Might All Future U.S. Recessions Be This Mild?
Pointing out that the current economic downturn has been relatively mild, some economists are suggesting that future U.S. recessions are likely to be mild, too.
The evidence for this assertion lies in the relatively small stacks of steel at the factories of manufacturers like General Motors and the similarly small stacks of merchandise at retailers like Sears, Roebuck and Co. In part because of computerized techniques, such inventories were kept low going into the recession. And that's good.
Keeping inventories low is a lot like staying on the lower rungs of a ladder: It minimizes the danger of getting hurt.
In a typical recession, much of the damage is done as manufacturers close factories, allowing retailers to sell gradually from their bloated inventories. But in the late 1980s, U.S. manufacturers never climbed too high on the inventory ladder.
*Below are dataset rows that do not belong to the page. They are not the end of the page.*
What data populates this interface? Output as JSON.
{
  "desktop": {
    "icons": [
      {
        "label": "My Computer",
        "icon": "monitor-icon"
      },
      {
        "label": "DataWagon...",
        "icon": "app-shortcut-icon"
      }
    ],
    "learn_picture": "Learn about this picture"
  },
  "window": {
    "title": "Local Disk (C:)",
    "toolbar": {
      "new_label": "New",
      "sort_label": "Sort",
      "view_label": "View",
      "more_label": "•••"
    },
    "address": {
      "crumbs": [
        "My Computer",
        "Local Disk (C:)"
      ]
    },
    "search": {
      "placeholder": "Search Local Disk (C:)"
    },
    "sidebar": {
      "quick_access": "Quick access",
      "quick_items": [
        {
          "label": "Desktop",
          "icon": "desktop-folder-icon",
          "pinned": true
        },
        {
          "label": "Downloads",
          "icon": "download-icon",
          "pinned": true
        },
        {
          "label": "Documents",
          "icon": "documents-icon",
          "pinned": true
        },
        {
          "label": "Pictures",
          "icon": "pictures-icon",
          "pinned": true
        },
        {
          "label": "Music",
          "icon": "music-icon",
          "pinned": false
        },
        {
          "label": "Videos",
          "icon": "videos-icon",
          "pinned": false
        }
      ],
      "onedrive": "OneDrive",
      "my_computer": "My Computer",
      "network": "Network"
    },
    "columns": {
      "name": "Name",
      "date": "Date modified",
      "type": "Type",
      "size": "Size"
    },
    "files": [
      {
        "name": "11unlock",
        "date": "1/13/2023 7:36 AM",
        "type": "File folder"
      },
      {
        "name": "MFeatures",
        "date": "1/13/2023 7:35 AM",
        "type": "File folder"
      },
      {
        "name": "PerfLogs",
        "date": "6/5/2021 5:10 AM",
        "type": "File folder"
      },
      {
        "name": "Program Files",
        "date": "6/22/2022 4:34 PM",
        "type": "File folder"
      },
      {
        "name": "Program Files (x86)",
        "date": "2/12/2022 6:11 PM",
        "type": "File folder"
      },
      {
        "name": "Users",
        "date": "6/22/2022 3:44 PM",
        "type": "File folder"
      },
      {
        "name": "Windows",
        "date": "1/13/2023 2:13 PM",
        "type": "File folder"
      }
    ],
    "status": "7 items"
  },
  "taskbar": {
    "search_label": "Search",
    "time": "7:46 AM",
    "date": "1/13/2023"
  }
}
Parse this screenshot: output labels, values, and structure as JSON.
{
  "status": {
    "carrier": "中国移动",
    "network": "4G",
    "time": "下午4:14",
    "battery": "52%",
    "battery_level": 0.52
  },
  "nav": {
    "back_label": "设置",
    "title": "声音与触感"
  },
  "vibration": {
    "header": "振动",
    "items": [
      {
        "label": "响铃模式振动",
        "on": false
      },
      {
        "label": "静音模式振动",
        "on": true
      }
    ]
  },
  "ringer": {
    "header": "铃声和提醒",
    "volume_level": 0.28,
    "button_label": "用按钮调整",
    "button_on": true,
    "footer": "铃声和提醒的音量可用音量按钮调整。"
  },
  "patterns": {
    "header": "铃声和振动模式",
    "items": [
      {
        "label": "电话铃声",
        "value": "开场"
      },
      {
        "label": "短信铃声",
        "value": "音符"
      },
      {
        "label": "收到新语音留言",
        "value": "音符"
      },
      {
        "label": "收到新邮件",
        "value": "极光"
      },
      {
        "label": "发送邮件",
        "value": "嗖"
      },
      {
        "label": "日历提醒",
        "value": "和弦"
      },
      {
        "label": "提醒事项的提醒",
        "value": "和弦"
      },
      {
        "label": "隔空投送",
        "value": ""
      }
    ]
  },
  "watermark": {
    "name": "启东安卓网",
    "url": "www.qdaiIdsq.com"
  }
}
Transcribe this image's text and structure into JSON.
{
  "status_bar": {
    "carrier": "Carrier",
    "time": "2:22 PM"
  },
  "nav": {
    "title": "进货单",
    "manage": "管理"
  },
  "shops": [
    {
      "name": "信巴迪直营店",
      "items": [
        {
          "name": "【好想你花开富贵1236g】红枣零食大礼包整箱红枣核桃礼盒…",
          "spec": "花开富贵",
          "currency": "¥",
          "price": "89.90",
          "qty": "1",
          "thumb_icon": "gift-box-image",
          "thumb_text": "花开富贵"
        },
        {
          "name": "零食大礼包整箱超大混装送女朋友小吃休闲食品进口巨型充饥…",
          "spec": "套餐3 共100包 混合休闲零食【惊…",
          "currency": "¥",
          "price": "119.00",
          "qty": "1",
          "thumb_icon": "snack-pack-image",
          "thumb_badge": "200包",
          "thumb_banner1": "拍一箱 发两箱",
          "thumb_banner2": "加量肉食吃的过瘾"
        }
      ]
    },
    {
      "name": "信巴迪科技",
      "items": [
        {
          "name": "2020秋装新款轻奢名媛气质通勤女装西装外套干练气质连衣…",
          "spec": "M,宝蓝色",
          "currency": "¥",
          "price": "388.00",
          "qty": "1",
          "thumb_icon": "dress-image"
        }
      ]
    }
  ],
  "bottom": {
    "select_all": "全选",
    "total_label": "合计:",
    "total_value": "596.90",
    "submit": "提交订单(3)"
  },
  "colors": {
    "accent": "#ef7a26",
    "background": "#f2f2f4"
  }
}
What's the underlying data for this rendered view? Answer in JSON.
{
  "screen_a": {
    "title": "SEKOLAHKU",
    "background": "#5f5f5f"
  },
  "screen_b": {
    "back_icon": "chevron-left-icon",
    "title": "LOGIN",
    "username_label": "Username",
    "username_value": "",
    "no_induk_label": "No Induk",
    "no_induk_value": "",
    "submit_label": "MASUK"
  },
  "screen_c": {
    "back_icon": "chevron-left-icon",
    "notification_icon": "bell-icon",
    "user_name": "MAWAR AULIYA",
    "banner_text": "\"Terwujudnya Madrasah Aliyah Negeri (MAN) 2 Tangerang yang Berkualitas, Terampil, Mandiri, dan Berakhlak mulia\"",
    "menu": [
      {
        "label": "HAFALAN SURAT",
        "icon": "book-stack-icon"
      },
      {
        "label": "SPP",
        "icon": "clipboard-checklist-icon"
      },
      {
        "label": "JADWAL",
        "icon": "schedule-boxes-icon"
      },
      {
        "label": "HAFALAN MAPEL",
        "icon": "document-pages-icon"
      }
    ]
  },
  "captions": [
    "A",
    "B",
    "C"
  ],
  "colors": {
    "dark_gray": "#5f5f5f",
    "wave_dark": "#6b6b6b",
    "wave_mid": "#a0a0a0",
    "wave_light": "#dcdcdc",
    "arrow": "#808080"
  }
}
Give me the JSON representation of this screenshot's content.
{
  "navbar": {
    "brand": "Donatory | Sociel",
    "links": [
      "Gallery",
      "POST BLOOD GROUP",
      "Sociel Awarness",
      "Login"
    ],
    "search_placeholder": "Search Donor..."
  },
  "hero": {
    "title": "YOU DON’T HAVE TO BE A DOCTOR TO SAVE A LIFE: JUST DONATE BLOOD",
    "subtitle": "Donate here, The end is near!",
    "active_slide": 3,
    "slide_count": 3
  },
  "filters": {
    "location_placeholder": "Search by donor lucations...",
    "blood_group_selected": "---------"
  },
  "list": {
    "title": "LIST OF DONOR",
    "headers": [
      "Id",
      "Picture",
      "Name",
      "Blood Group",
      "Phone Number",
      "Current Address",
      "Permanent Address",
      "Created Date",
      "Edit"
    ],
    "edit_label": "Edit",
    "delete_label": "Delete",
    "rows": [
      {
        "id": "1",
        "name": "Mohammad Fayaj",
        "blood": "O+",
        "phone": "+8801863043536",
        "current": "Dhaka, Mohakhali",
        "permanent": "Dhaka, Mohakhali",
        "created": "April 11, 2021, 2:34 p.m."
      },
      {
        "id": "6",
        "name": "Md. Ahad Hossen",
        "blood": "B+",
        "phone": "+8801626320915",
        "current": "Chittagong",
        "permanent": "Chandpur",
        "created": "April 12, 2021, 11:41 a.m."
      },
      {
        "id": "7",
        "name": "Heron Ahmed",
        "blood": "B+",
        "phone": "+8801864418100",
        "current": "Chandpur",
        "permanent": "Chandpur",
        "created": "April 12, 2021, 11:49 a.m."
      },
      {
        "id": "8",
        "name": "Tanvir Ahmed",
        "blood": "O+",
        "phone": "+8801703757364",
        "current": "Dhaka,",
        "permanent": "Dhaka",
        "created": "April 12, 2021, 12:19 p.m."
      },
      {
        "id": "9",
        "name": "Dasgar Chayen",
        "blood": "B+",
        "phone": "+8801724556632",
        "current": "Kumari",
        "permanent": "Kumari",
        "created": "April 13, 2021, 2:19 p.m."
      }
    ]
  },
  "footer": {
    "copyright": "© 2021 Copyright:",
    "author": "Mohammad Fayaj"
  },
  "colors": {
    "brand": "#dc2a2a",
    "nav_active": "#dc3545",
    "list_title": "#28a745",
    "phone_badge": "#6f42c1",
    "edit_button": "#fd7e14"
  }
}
Making extensive use of computers and "just-in-time" techniques, they kept their inventories to the bare minimum.
Leveling the Business Cycle
"We've shaved the peaks and valleys off the business cycle by adopting these techniques," said Richard Berner, chief economist at Salomon Brothers Inc.
In the past, even as the United States neared a recession, factories were often churning out products as if oblivious of the impending hard times. But now, with computer scanners at grocery-store checkout counters and other retail outlets, manufacturers are able to spot sales slowdowns much more quickly.
In fact, some observers have been surprised that business inventories have kept declining so much in recent months, given their already low levels.
Inventories Fall 0.5%
Friday, for example, it was reported that business inventories fell 0.5% in April, more than the 0.4% drop that some analysts had been expecting.
Slumping inventories may be bad news in the current recession, but in the long term the ability of U.S. businesses to survive with limited inventories can only help. As inventory technologies become more widespread, recessions and corresponding recoveries will get milder and milder, Mr. Berner suggested.
Historically, reductions in inventory accumulation have accounted for 65% of the decline in gross national product during recessions. So far in this recession, such reductions account for only 43.7% of the GNP decline, according to Laurence, Meyer & Associates in St. Louis.
Not all of that improvement, of course, can be credited to improved technology in the inventory field. "Technology may give you better control over your inventory, but it doesn't" explain why inventories rise and fall in recessions, said Chris Varvares, a principal at Laurence, Meyer.
Mr. Varvares pointed out that inventories were kept low in the late 1980s in part because many firms were overleveraged before the recession began and could not afford to finance as much inventory.
Furthermore, he said, after the 1987 stock market crash, businesses were watching for this recession long before it happened. As a result, they did not allow inventories to build normally, he said.
Whatever the precise reasons, as the accompanying chart illustrates, the amount of inventory firms hold relative to sales has declined precipitously in the late 1980s. Other things being equal, that trend will help the economy stay on an even keel in the 1990s. [Chart Omitted]